Historically, the first white man believed to have discovered the Caves was Frederick Selous, the famous European hunter, during his wanderings in 1887.
It was believed that prior to that the Caves were being used as a stronghold by an outlaw called Nyamakwere who murdered many victims by throwing them into the Silent Pool. The notorious Nyamakwere was eventually defeated and killed by a Headman called Chinhoyi who became a Mashona Chief, hence the name Chinhoyi given to the nearby town. Chief Chinhoyi and his followers used the Caves as a refuge from raiding tribes such as the Matebele. Until a few years ago the remains of Chief Chinhoyi’s grain bins could be seen in some of the underground passages.
The traditional name for the Caves is “Chirorodziva” which means the “Pool of the Fallen”. The name was derived from an incident which took place in the 1830s when the Angoni Tribe, who were moving northwards surprised people living near the Caves and flung them into the pool.

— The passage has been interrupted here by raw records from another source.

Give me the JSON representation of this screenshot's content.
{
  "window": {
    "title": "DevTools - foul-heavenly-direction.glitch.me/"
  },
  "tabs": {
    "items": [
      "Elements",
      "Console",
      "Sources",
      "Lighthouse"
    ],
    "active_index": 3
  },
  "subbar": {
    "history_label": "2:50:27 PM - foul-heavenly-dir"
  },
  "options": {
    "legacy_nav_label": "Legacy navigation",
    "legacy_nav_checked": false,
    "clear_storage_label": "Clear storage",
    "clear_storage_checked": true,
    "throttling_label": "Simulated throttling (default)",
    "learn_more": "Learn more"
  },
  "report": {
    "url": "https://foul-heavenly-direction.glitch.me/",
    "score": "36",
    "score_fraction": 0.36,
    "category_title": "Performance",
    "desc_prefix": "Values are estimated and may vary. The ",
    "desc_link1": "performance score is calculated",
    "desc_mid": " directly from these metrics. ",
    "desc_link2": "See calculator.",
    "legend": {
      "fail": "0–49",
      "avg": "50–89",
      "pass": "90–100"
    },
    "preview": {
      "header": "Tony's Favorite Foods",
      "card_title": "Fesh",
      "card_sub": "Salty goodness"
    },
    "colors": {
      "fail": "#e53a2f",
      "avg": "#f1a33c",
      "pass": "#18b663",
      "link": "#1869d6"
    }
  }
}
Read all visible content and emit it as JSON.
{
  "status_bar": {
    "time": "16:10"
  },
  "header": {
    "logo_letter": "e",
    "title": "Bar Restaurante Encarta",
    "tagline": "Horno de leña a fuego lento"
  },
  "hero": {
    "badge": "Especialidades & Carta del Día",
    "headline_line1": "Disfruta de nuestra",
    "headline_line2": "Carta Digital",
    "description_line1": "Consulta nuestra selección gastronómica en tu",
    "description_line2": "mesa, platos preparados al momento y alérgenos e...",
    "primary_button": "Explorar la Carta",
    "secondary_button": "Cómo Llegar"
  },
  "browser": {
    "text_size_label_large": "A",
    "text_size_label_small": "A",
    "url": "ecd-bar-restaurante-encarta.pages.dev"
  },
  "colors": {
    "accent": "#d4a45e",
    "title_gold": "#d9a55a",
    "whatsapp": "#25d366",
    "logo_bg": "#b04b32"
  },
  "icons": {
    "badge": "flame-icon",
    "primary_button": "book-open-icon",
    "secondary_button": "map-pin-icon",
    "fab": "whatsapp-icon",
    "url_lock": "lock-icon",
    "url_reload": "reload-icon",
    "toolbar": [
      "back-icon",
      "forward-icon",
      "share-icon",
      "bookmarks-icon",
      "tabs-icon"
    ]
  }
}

The Matobo Hills, Zimbabwe’s ancient landscape full of mystery and fascination is Zimbabwe’s largest World Heritage Site, in excess of 3,000 km2 and is the country’s only UNESCO Cultural Landscape Site.The Matobo Hills is over 3 billion years old, and has hosted mankind for the past 400,000 years. Within the historic area is found the greatest concentration of rock art to be found anywhere in the world – and this will feature in the Heritage Ride. The hills have been a retreat not just for the bushman, but for various Bantu tribes, culminating in the 1896 Uprising. The hills are a burial ground of Kings and Heroes, and a tapestry of forts and battlefields, through which we will pass. The Hills also posses the greatest variety of tree species south of the Zambezi, a diffusion of plant species, and a rich legacy of rare and unique plants. It also plays home to the greatest variety of birds of prey in the globe, the largest population of black eagle and the longest running bird study anywhere in the world. It is reputed to have the biggest leopard population to be found anywhere, and contains both black and white rhino. The largest black mambas are also found here – but we’ll do our best to avoid those! And of course at the bottom of the food chain is a huge population of dassie (rock hyrax) that sustains so much of the predator pyramid. The Rhodes Matopos National Park, or Matobo National Park, is one of the oldest in the country, with its origins in the will of CJ Rhodes who Left his Matopos estate to the benefit of the people of Bulawayo. Today we will take up that legacy and use the hills for three days of hard recreational activity as we cycle through this special place.